TASK DESCRIPTION — Every entry, from first to last, is to be written out exactly.

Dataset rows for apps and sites
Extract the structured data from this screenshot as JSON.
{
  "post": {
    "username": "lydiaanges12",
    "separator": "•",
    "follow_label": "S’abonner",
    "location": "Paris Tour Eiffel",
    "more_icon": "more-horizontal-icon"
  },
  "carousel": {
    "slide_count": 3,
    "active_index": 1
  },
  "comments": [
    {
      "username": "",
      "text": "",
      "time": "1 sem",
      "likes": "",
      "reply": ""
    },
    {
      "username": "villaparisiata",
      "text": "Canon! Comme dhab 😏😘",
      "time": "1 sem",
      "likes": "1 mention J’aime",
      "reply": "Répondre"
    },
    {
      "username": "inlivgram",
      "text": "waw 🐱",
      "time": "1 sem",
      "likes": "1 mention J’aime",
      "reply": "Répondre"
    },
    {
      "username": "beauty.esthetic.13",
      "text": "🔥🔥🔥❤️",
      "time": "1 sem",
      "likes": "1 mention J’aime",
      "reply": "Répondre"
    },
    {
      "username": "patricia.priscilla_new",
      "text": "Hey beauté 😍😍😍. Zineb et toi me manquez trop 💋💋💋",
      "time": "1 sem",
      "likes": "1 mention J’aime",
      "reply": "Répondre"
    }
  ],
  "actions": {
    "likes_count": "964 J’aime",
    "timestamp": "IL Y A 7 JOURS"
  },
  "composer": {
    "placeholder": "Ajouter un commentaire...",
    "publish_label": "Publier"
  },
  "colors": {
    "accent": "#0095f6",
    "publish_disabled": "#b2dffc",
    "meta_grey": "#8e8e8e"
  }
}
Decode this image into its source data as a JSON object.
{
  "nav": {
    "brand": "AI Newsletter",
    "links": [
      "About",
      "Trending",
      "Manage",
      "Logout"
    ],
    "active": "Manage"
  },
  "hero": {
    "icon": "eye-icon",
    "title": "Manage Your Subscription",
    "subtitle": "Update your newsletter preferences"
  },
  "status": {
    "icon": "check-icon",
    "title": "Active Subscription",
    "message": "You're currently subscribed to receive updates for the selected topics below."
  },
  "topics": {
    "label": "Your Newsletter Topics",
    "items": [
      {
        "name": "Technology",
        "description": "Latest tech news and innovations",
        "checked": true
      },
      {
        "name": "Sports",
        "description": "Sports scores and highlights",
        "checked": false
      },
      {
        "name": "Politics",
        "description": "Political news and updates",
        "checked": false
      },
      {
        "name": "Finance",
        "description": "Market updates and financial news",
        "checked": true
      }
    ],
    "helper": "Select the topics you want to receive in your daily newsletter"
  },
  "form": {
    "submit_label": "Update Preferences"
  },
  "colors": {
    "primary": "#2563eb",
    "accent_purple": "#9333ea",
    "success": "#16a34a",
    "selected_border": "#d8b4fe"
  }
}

ANSWER FOR THIS EXERCISE —
Extract the structured data from this screenshot as JSON.
{
  "post": {
    "username": "lydiaanges12",
    "separator": "•",
    "follow_label": "S’abonner",
    "location": "Paris Tour Eiffel",
    "more_icon": "more-horizontal-icon"
  },
  "carousel": {
    "slide_count": 3,
    "active_index": 1
  },
  "comments": [
    {
      "username": "",
      "text": "",
      "time": "1 sem",
      "likes": "",
      "reply": ""
    },
    {
      "username": "villaparisiata",
      "text": "Canon! Comme dhab 😏😘",
      "time": "1 sem",
      "likes": "1 mention J’aime",
      "reply": "Répondre"
    },
    {
      "username": "inlivgram",
      "text": "waw 🐱",
      "time": "1 sem",
      "likes": "1 mention J’aime",
      "reply": "Répondre"
    },
    {
      "username": "beauty.esthetic.13",
      "text": "🔥🔥🔥❤️",
      "time": "1 sem",
      "likes": "1 mention J’aime",
      "reply": "Répondre"
    },
    {
      "username": "patricia.priscilla_new",
      "text": "Hey beauté 😍😍😍. Zineb et toi me manquez trop 💋💋💋",
      "time": "1 sem",
      "likes": "1 mention J’aime",
      "reply": "Répondre"
    }
  ],
  "actions": {
    "likes_count": "964 J’aime",
    "timestamp": "IL Y A 7 JOURS"
  },
  "composer": {
    "placeholder": "Ajouter un commentaire...",
    "publish_label": "Publier"
  },
  "colors": {
    "accent": "#0095f6",
    "publish_disabled": "#b2dffc",
    "meta_grey": "#8e8e8e"
  }
}
Decode this image into its source data as a JSON object.
{
  "nav": {
    "brand": "AI Newsletter",
    "links": [
      "About",
      "Trending",
      "Manage",
      "Logout"
    ],
    "active": "Manage"
  },
  "hero": {
    "icon": "eye-icon",
    "title": "Manage Your Subscription",
    "subtitle": "Update your newsletter preferences"
  },
  "status": {
    "icon": "check-icon",
    "title": "Active Subscription",
    "message": "You're currently subscribed to receive updates for the selected topics below."
  },
  "topics": {
    "label": "Your Newsletter Topics",
    "items": [
      {
        "name": "Technology",
        "description": "Latest tech news and innovations",
        "checked": true
      },
      {
        "name": "Sports",
        "description": "Sports scores and highlights",
        "checked": false
      },
      {
        "name": "Politics",
        "description": "Political news and updates",
        "checked": false
      },
      {
        "name": "Finance",
        "description": "Market updates and financial news",
        "checked": true
      }
    ],
    "helper": "Select the topics you want to receive in your daily newsletter"
  },
  "form": {
    "submit_label": "Update Preferences"
  },
  "colors": {
    "primary": "#2563eb",
    "accent_purple": "#9333ea",
    "success": "#16a34a",
    "selected_border": "#d8b4fe"
  }
}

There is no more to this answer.